The Fellowship Baptist Creation Science Fair is a fair that promotes children’s interest in science from a Creationist perspective.
Sounds great, doesn’t it? Of course, I thought, nodding happily along, we must include all views of…
And then I saw the “science experiments” that the children engaged in, using thier powers of deductive reasoning:
Elementary School Level
1st Place: “My Uncle Is A Man Named Steve (Not A Monkey)”
Cassidy Turnbull (grade 5) presented her uncle, Steve. She also showed photographs of monkeys and invited fairgoers to note the differences between her uncle and the monkeys. She tried to feed her uncle bananas, but he declined to eat them. Cassidy has conclusively shown that her uncle is no monkey.

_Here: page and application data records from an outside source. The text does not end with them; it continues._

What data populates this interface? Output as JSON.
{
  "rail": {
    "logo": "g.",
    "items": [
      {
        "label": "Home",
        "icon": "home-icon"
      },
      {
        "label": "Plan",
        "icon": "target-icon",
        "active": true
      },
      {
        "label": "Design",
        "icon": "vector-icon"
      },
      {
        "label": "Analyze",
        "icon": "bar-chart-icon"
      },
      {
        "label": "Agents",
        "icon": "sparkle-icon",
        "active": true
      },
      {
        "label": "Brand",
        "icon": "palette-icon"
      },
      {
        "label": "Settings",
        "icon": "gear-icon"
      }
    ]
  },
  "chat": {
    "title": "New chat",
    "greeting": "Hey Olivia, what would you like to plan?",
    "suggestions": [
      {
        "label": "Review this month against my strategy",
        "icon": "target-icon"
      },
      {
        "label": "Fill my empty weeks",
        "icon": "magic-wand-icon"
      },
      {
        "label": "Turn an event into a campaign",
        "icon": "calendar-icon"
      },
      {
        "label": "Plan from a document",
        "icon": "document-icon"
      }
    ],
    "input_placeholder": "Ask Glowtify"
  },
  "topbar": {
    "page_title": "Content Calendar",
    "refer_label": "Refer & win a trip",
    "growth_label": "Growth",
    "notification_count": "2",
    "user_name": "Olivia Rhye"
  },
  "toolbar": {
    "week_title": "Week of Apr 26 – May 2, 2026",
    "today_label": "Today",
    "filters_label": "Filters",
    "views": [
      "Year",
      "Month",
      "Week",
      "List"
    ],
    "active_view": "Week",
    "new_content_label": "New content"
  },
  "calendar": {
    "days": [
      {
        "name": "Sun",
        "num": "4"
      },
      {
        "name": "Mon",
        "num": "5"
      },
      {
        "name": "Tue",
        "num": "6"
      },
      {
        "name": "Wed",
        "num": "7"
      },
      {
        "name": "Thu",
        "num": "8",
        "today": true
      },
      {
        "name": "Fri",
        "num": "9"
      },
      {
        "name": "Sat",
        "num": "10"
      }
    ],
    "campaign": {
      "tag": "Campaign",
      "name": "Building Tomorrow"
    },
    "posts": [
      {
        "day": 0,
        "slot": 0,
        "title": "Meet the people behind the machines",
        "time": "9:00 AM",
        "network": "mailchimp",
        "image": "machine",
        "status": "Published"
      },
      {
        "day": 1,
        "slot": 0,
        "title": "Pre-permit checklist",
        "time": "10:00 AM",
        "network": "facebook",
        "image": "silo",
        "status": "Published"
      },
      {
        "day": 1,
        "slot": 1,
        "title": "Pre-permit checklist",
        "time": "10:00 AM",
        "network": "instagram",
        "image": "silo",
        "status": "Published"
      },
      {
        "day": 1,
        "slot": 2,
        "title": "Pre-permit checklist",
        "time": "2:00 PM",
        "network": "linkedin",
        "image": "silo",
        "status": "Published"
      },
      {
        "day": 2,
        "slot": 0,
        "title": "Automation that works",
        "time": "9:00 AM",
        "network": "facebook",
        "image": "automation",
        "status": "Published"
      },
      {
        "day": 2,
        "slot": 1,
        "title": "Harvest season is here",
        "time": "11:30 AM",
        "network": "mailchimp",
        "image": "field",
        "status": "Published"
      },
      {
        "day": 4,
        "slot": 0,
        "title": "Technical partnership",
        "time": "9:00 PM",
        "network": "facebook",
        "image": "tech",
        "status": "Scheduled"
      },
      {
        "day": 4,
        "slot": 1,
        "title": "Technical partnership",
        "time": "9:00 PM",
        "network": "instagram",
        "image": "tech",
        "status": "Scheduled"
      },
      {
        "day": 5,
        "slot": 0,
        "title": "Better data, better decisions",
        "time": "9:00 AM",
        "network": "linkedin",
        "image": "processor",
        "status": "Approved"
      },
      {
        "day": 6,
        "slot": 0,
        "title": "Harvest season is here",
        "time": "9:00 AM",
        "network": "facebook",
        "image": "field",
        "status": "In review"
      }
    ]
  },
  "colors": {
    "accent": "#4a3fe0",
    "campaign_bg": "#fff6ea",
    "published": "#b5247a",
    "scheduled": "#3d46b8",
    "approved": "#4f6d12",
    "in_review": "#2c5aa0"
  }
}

2nd Place: “Pine Cones Are Complicated”
David Block and Trevor Murry (grades 4) showed how specifically complicated pine cones are and how they reveal God’s design in nature.
And… wait for it…. Here it is!!

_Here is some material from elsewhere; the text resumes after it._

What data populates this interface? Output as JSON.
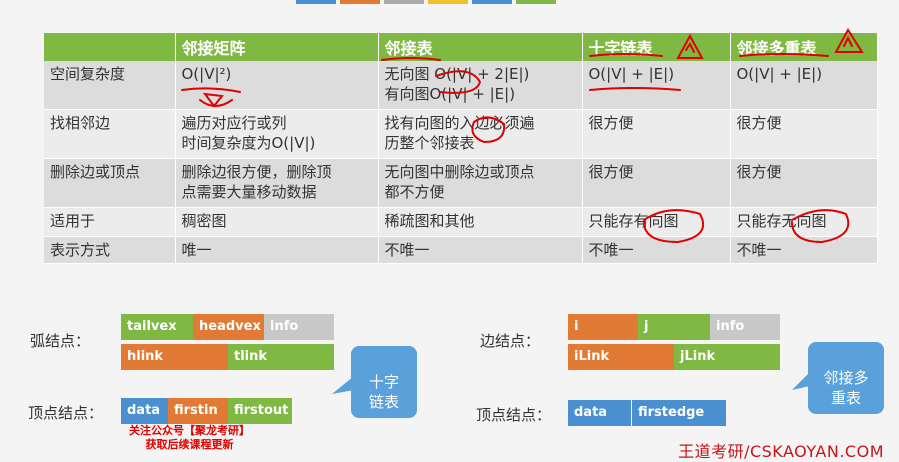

Middle School Level
2nd Place: “Women Were Designed For Homemaking”
Jonathan Goode (grade 7) applied findings from many fields of science to support his conclusion that God designed women for homemaking: physics shows that women have a lower center of gravity than men, making them more suited to carrying groceries and laundry baskets; biology shows that women were designed to carry un-born babies in their wombs and to feed born babies milk, making them the natural choice for child rearing; social sciences show that the wages for women workers are lower than for normal workers, meaning that they are unable to work as well and thus earn equal pay; and exegetics shows that God created Eve as a companion for Adam, not as a co-worker.
I AM IN THE EIGHTH CENTURY!! PLEASE, PLEASE LET ME COME BACK!
[EDIT NOTE: I have since been informed that this site is SATIRE. The scariest part about that, is, though… it fooled me. There are enough wingnuts in the world that you just can’t go over the top enough to prove a point]